By Bob Doyle, Robotic Industries Association (RIA) | Feb 2016
Robotic organizations gather at the Automate conference (held in Chicago every other year) to demonstrate, interact and show case real-world robotic applications. The conference provides the attendees with the latest trends in robotics such as robot safety, bin picking, and 3D-printed grippers. In all cases, the trend for robotic companies seems to be moving past the assembly lines, in the goal of producing collaborative robots that improve precision and increase productivity— while being safe enough to work together with humans. This is how robotics revolutionizes industrial automation.
Beyond the Assembly Lines
As the Automate conference reveals, robotics companies are striving to incorporate robotics in various industries. A recent exhibitor that has stood out in terms of specialty is Schneider Packaging Equipment Company, Inc., of Brewerton, New York who specializes exclusively in end-of-line packaging solutions. Their Fully Automatic, Random Water-Activated Tape Case Sealer accommodates a wide variety of box sizes, and after automatically determining the box size, applies a special water-activated tape that creates a stronger bond than pressure tape.

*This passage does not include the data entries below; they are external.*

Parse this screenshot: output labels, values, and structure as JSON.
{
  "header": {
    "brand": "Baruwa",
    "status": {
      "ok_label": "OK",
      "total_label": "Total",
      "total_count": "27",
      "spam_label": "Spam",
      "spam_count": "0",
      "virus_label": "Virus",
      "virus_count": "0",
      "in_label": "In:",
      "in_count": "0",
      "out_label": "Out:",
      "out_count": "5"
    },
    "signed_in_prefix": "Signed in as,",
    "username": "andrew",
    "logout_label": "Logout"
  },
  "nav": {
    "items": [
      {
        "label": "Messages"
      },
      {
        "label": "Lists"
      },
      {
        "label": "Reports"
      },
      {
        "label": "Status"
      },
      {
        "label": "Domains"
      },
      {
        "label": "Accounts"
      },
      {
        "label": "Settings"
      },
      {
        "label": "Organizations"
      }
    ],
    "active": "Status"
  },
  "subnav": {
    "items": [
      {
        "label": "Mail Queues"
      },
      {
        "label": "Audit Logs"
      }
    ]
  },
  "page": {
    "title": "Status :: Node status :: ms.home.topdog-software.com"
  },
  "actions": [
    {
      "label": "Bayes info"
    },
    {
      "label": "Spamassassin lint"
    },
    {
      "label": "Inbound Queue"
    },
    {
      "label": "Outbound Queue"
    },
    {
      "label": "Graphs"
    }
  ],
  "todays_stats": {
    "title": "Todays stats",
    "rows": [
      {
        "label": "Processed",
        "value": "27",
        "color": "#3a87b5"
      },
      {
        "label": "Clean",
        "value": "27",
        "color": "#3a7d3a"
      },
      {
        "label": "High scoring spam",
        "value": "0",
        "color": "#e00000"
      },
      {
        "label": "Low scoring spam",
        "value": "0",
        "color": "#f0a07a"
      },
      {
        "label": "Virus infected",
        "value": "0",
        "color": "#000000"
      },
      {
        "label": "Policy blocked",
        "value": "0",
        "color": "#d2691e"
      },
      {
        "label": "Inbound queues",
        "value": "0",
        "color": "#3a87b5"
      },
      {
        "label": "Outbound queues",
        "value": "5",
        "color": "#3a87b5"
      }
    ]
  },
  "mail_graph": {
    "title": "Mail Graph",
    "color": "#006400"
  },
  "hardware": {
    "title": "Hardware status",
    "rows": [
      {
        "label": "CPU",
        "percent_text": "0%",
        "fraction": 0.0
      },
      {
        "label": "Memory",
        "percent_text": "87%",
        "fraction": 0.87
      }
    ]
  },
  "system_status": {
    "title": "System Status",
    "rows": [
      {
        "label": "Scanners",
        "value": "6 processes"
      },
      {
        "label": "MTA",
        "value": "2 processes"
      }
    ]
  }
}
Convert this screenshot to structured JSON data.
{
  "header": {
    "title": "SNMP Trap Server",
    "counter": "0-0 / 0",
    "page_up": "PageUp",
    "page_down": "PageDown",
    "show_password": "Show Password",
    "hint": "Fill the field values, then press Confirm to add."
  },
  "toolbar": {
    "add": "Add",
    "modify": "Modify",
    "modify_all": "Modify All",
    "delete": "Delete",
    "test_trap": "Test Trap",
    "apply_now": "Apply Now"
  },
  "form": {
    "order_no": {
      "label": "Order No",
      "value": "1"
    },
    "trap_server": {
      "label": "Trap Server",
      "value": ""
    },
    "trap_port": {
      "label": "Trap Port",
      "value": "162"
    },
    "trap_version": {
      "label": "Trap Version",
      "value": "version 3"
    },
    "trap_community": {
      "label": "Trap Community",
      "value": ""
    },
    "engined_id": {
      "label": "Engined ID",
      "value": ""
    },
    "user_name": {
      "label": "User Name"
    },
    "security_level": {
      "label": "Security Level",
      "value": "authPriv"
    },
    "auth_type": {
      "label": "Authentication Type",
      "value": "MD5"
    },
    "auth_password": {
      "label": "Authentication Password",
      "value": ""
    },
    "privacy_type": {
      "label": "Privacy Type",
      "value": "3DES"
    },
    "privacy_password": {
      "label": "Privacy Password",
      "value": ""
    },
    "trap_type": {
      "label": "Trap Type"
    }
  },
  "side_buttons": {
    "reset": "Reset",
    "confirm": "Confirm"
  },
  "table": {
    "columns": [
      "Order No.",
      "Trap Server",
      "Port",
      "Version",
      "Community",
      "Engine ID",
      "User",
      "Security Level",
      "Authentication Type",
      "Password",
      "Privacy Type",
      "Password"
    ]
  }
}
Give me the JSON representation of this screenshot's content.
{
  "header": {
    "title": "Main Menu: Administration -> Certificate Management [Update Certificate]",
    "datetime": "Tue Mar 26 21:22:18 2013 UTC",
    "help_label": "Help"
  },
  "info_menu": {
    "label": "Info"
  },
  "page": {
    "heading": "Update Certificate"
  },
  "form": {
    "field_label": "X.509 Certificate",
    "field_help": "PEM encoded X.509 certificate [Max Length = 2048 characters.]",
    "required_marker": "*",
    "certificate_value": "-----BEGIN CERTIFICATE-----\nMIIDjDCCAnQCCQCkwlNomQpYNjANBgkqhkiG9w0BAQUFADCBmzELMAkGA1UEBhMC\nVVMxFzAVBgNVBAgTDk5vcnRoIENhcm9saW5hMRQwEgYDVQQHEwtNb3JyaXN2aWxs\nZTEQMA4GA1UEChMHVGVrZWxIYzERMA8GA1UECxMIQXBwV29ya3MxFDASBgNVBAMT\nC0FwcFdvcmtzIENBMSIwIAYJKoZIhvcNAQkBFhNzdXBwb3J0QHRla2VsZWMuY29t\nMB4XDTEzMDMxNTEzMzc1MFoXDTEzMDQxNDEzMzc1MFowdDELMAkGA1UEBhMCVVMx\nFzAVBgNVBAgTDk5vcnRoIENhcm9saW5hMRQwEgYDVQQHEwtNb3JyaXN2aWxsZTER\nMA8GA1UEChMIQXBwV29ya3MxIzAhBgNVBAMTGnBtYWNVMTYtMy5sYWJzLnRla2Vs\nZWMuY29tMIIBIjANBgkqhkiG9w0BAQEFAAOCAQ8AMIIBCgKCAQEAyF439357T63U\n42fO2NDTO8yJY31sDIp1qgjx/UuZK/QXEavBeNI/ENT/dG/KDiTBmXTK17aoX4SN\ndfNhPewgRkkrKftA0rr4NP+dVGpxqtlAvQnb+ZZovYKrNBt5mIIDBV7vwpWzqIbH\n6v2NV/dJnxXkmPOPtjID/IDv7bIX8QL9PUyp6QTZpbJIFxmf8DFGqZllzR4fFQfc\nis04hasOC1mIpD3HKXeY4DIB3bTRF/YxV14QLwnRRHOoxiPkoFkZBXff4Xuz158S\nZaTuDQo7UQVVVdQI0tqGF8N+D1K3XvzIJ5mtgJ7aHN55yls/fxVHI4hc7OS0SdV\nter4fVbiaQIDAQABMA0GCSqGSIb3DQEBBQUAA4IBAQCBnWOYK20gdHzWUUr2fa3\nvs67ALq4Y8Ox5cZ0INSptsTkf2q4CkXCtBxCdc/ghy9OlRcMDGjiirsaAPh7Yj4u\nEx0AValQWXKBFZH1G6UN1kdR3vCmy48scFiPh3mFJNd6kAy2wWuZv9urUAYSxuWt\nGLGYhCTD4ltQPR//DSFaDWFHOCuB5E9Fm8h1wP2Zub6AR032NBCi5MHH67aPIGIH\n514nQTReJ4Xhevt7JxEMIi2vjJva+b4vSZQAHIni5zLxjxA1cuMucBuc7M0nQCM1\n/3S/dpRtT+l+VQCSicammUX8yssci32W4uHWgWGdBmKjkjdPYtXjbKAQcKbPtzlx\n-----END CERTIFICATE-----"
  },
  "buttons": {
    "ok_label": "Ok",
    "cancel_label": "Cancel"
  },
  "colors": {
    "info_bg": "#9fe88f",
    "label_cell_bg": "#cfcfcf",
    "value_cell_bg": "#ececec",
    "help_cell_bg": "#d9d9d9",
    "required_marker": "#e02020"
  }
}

Another recent noteworthy exhibitor is Applied Manufacturing Technologies, LLC, of Orion, Michigan, which specialize in robotic automation engineering and integration for material handling. Their FANUC R-2000 robot and multiple ATI tool changer demonstrates overall robotic flexibility and versatility.
One of the most revolutionary robots in the collaborative robot category belongs to Rethink Robotics Inc., of Boston, Massachusetts. Rethink has produced a paradigm-shifting collaborative robot called “Baxter.” The Baxter robot works uncaged and free as a collaborative robot with humans. As of today, Baxter has been sold and deployed in manufacturing and production facilities throughout North America.
Stäubli Corporation, of South Carolina has produced robotics designed specifically for the packaging, food and life science industries. The TX2-40 CS9 has extensive safety features specific to the human and robot collaboration including the safe stop, safe tool, safe zone and safe speed features.
An additional, recent trend within the robotics industry pertains to training for technical education. Robots will be important instruments in helping the industry improve potential skills gaps by providing portable training options. KUKA, of Shelby Township, Michigan is one of the first robotics companies to produce a Robotic Education Cart that provides this method of technical education.
Photo 1: KUKA KORE Robotic Education Cart provides portable training for technical education programs. Image courtesy of KUKA Robotics Corporation.
Robotics for Medical Purposes
ReWalk Robotics, of Marlborough, Massachusetts has produced a robotic exoskeleton called the ReWalk Personal, which is the only powered exoskeleton with U.S. Food and Drug Administration clearance to date.
This robotic “skeleton” helps individuals with spinal cord injuries to walk. Inventions for medical purposes such as the robotic exoskeleton are expected to populate factory floors and warehouses, blurring the distinctions between industrial, collaborative and service robots. Indeed the robotic industry is touching many areas of our lives.
Photo 2: Robotic exoskeleton helps individuals with spinal cord injuries to walk. Image courtesy of ReWalk Robotics, Inc.